━━━ AVAILABLE DATA ━━━

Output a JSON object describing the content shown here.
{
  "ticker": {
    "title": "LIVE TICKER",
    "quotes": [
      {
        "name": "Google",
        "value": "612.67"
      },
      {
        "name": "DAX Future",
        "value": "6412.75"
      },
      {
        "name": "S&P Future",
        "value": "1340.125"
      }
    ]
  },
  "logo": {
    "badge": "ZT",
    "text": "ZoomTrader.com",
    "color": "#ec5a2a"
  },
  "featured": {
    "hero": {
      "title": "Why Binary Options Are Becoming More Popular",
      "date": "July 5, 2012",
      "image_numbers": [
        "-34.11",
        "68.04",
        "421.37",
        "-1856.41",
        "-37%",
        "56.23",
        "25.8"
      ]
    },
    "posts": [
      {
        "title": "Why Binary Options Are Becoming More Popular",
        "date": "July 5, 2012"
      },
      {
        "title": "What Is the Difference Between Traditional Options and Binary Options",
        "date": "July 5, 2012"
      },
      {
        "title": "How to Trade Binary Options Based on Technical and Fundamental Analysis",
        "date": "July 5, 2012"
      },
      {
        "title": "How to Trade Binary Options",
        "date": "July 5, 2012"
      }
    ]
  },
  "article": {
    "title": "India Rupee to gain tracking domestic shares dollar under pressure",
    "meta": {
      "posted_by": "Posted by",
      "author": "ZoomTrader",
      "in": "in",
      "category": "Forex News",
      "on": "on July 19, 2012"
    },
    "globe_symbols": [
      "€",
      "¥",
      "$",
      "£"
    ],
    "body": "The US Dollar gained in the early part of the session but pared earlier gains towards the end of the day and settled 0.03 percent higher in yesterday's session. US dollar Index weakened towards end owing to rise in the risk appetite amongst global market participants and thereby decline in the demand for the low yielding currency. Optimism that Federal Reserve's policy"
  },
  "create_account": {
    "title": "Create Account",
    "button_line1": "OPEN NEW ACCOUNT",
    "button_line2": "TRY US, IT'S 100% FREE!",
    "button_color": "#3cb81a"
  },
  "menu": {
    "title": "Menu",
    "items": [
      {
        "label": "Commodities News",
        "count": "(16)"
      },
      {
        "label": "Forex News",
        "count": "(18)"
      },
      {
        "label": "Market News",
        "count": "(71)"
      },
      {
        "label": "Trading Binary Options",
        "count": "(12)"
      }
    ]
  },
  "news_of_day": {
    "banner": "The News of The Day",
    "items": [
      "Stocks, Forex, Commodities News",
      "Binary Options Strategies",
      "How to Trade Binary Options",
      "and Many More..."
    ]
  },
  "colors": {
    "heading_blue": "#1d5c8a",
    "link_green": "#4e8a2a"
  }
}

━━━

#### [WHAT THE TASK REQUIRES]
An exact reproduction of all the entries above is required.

#### [ANSWER TO THIS TASK]
Output a JSON object describing the content shown here.
{
  "ticker": {
    "title": "LIVE TICKER",
    "quotes": [
      {
        "name": "Google",
        "value": "612.67"
      },
      {
        "name": "DAX Future",
        "value": "6412.75"
      },
      {
        "name": "S&P Future",
        "value": "1340.125"
      }
    ]
  },
  "logo": {
    "badge": "ZT",
    "text": "ZoomTrader.com",
    "color": "#ec5a2a"
  },
  "featured": {
    "hero": {
      "title": "Why Binary Options Are Becoming More Popular",
      "date": "July 5, 2012",
      "image_numbers": [
        "-34.11",
        "68.04",
        "421.37",
        "-1856.41",
        "-37%",
        "56.23",
        "25.8"
      ]
    },
    "posts": [
      {
        "title": "Why Binary Options Are Becoming More Popular",
        "date": "July 5, 2012"
      },
      {
        "title": "What Is the Difference Between Traditional Options and Binary Options",
        "date": "July 5, 2012"
      },
      {
        "title": "How to Trade Binary Options Based on Technical and Fundamental Analysis",
        "date": "July 5, 2012"
      },
      {
        "title": "How to Trade Binary Options",
        "date": "July 5, 2012"
      }
    ]
  },
  "article": {
    "title": "India Rupee to gain tracking domestic shares dollar under pressure",
    "meta": {
      "posted_by": "Posted by",
      "author": "ZoomTrader",
      "in": "in",
      "category": "Forex News",
      "on": "on July 19, 2012"
    },
    "globe_symbols": [
      "€",
      "¥",
      "$",
      "£"
    ],
    "body": "The US Dollar gained in the early part of the session but pared earlier gains towards the end of the day and settled 0.03 percent higher in yesterday's session. US dollar Index weakened towards end owing to rise in the risk appetite amongst global market participants and thereby decline in the demand for the low yielding currency. Optimism that Federal Reserve's policy"
  },
  "create_account": {
    "title": "Create Account",
    "button_line1": "OPEN NEW ACCOUNT",
    "button_line2": "TRY US, IT'S 100% FREE!",
    "button_color": "#3cb81a"
  },
  "menu": {
    "title": "Menu",
    "items": [
      {
        "label": "Commodities News",
        "count": "(16)"
      },
      {
        "label": "Forex News",
        "count": "(18)"
      },
      {
        "label": "Market News",
        "count": "(71)"
      },
      {
        "label": "Trading Binary Options",
        "count": "(12)"
      }
    ]
  },
  "news_of_day": {
    "banner": "The News of The Day",
    "items": [
      "Stocks, Forex, Commodities News",
      "Binary Options Strategies",
      "How to Trade Binary Options",
      "and Many More..."
    ]
  },
  "colors": {
    "heading_blue": "#1d5c8a",
    "link_green": "#4e8a2a"
  }
}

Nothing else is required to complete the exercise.